  1. Catch Thirty-Three says:

    Is this intended to be a full-length book?

  2. Heavens, no. It’s a booklet. (You can order a copy from Lexington.)

  3. It is amazing to me that when I teach Grammar to my second language learners, many outperform their native speaking counterparts. The reason? They want to understand “how” English works. They do struggle with more esoteric concepts that is taught when I teach literary concepts, but even then, they will ask questions to try to understand. Too many of my native speakers are very passive when it comes to their learning, even though I do try to get them more involved.

  4. Sometimes when I hear educators talk about English Learners, they get this little twitch in their neck and contort their face like their aliens from another planet who all need the exact same thing to succeed. Usually the prescription includes bilingual education, English Language Development, and lots and lots of time.
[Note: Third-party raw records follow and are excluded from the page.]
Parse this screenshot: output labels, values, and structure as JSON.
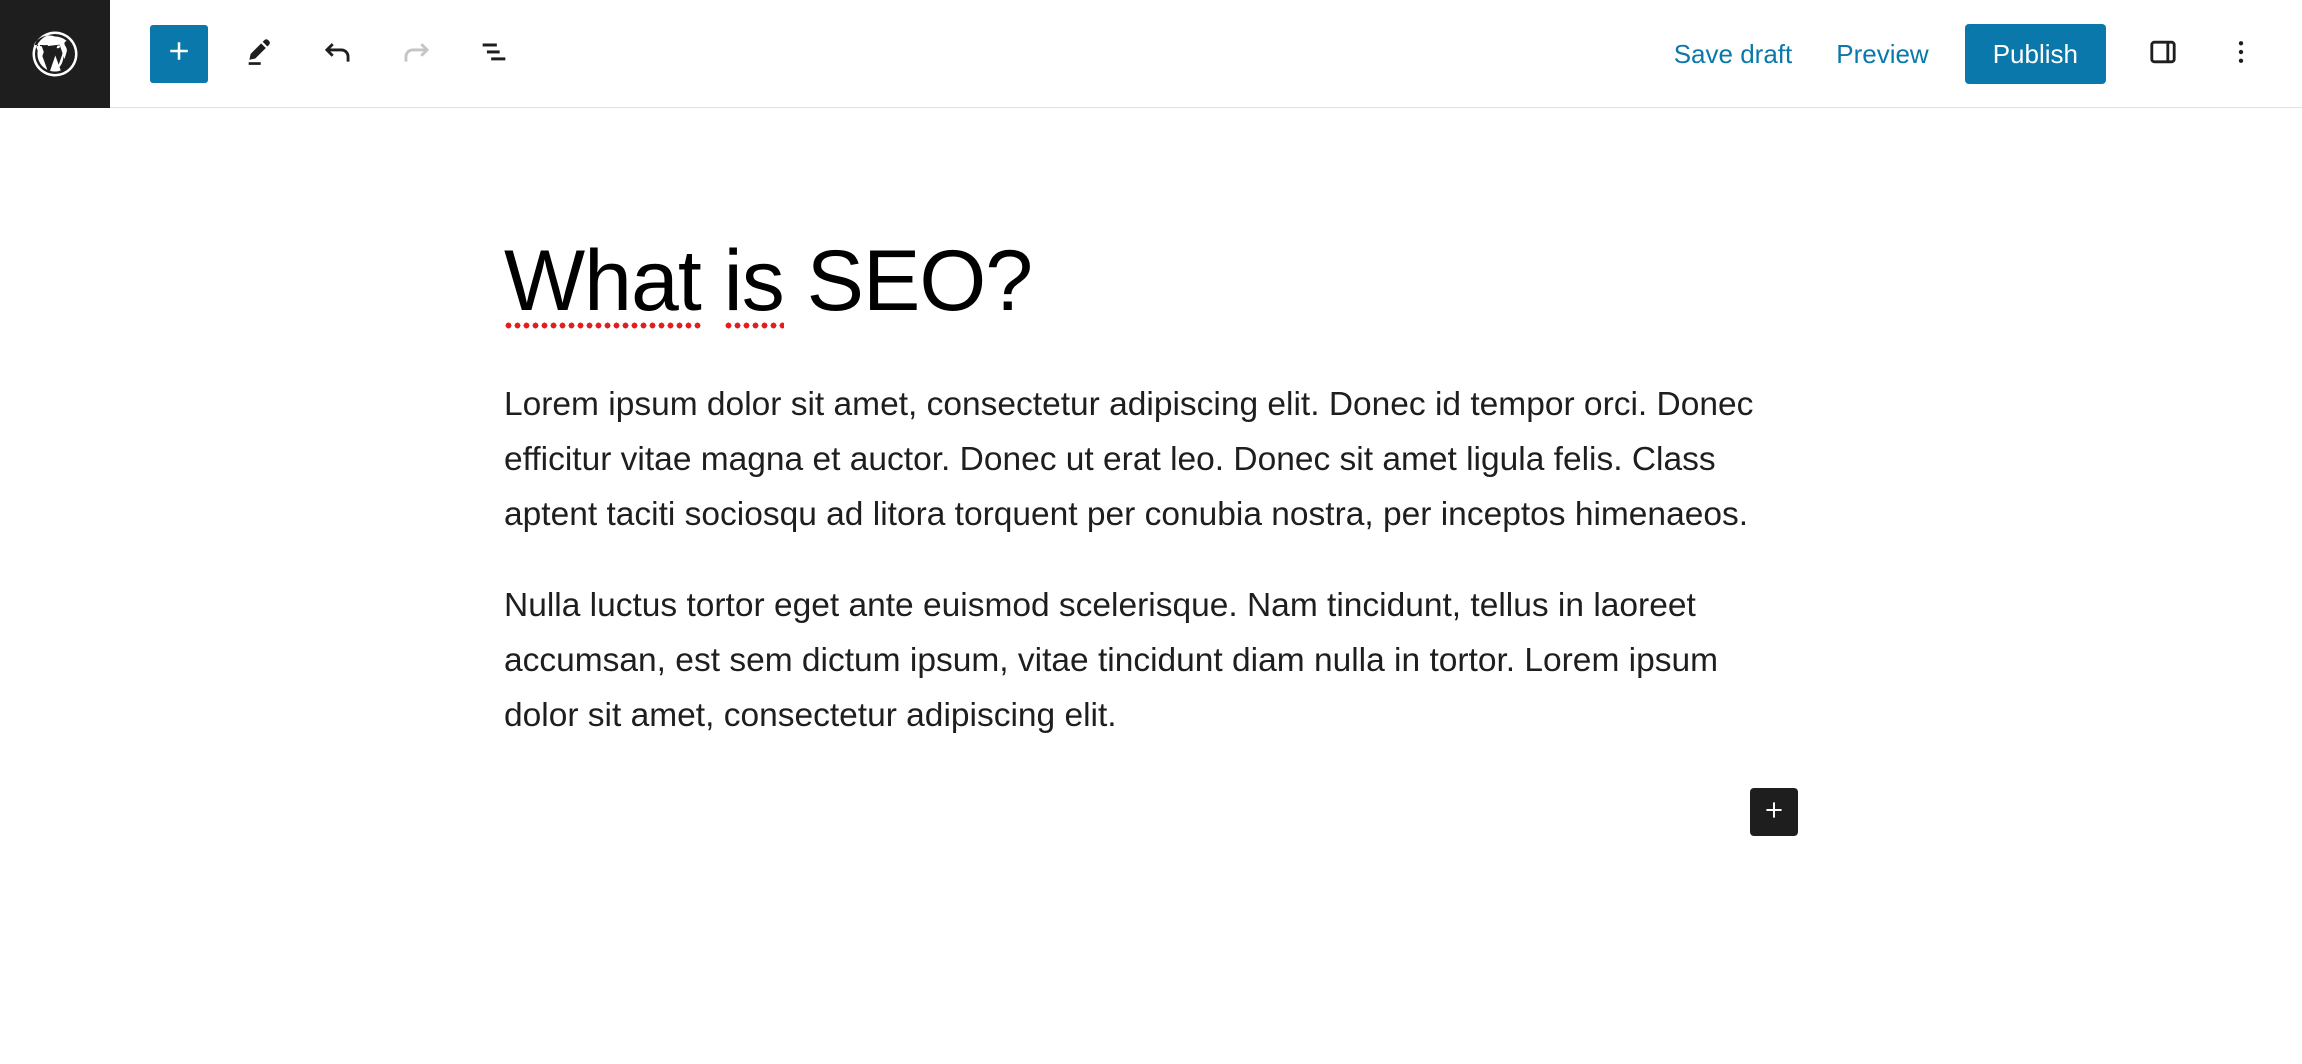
{
  "header": {
    "logo_icon": "wordpress-logo-icon",
    "left_tools": [
      {
        "name": "block-inserter",
        "icon": "plus-icon",
        "label": "Toggle block inserter"
      },
      {
        "name": "edit-mode-tool",
        "icon": "pencil-icon",
        "label": "Tools"
      },
      {
        "name": "undo-tool",
        "icon": "undo-arrow-icon",
        "label": "Undo",
        "disabled": false
      },
      {
        "name": "redo-tool",
        "icon": "redo-arrow-icon",
        "label": "Redo",
        "disabled": true
      },
      {
        "name": "list-view-tool",
        "icon": "list-view-icon",
        "label": "List view"
      }
    ],
    "save_draft_label": "Save draft",
    "preview_label": "Preview",
    "publish_label": "Publish",
    "sidebar_toggle_icon": "sidebar-panel-icon",
    "more_menu_icon": "three-dots-vertical-icon"
  },
  "editor": {
    "title": {
      "full_text": "What is SEO?",
      "segments": [
        {
          "text": "What",
          "spellcheck": true
        },
        {
          "text": " ",
          "spellcheck": false
        },
        {
          "text": "is",
          "spellcheck": true
        },
        {
          "text": " SEO?",
          "spellcheck": false
        }
      ]
    },
    "paragraphs": [
      {
        "full_text": "Lorem ipsum dolor sit amet, consectetur adipiscing elit. Donec id tempor orci. Donec efficitur vitae magna et auctor. Donec ut erat leo. Donec sit amet ligula felis. Class aptent taciti sociosqu ad litora torquent per conubia nostra, per inceptos himenaeos.",
        "segments": [
          {
            "text": "Lorem ipsum dolor sit amet, consectetur adipiscing elit. Donec id tempor orci. Donec efficitur",
            "spellcheck": true
          },
          {
            "text": " vitae magna et ",
            "spellcheck": false
          },
          {
            "text": "auctor. Donec",
            "spellcheck": true
          },
          {
            "text": " ut ",
            "spellcheck": false
          },
          {
            "text": "erat leo. Donec sit amet ligula felis. Class aptent taciti sociosqu",
            "spellcheck": true
          },
          {
            "text": " ad ",
            "spellcheck": false
          },
          {
            "text": "litora torquent per conubia nostra",
            "spellcheck": true
          },
          {
            "text": ", ",
            "spellcheck": false
          },
          {
            "text": "per inceptos himenaeos.",
            "spellcheck": true
          }
        ]
      },
      {
        "full_text": "Nulla luctus tortor eget ante euismod scelerisque. Nam tincidunt, tellus in laoreet accumsan, est sem dictum ipsum, vitae tincidunt diam nulla in tortor. Lorem ipsum dolor sit amet, consectetur adipiscing elit.",
        "segments": [
          {
            "text": "Nulla luctus tortor eget",
            "spellcheck": true
          },
          {
            "text": " ante ",
            "spellcheck": false
          },
          {
            "text": "euismod scelerisque. Nam tincidunt, tellus",
            "spellcheck": true
          },
          {
            "text": " in ",
            "spellcheck": false
          },
          {
            "text": "laoreet accumsan,",
            "spellcheck": true
          },
          {
            "text": " est ",
            "spellcheck": false
          },
          {
            "text": "sem dictum ipsum,",
            "spellcheck": true
          },
          {
            "text": " vitae ",
            "spellcheck": false
          },
          {
            "text": "tincidunt diam nulla",
            "spellcheck": true
          },
          {
            "text": " in ",
            "spellcheck": false
          },
          {
            "text": "tortor. Lorem ipsum dolor sit amet, consectetur adipiscing elit.",
            "spellcheck": true
          }
        ]
      }
    ],
    "block_appender_icon": "plus-icon"
  },
  "colors": {
    "wp_blue": "#0b78ab",
    "dark": "#1e1e1e",
    "spellcheck_red": "#e02020",
    "border_gray": "#e0e0e0",
    "disabled_gray": "#c5c5c5"
  }
}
Now, for some English Language Learners that may be just the ticket for success. However, the reality is that English Learners are as diverse as any other group of learners that happen to have one common element (in this case a second language at home). What English Learners need – get ready for the magic bullet – is expert instruction on an individual basis (some like to call this differentiation). I’ve observed, like your case study, that some English Learners blossom like wildfire to English proficiency in less than two years, while others take longer and even bog down at some points. Most of these English Learners have very little in common with each other. They are simply learners with strengths and weaknesses who need professional, dedicated educators to find the strategies that will help them make progress toward proficiency. Those English Learners who quickly become proficient in English also have the added benefit of a second language skill that gives them a leg up on the English only crowd. Frankly, I’d gladly take a whole school of English Learners if offered, because they have all the potential of any other child, and maybe a little more.

    Cheers

  5. “They are simply learners with strengths and weaknesses who need professional, dedicated educators to find the strategies that will help them make progress toward proficiency.”

    Uhmm… is this a gimme? Isn’t this what ALL students need?

    “Frankly, I’d gladly take a whole school of English Learners if offered, because they have all the potential of any other child, and maybe a little more.”

    Could you expound on this? What exactly is their “little more [potential]”? I’ll admit, I’m half-way to being offended by this…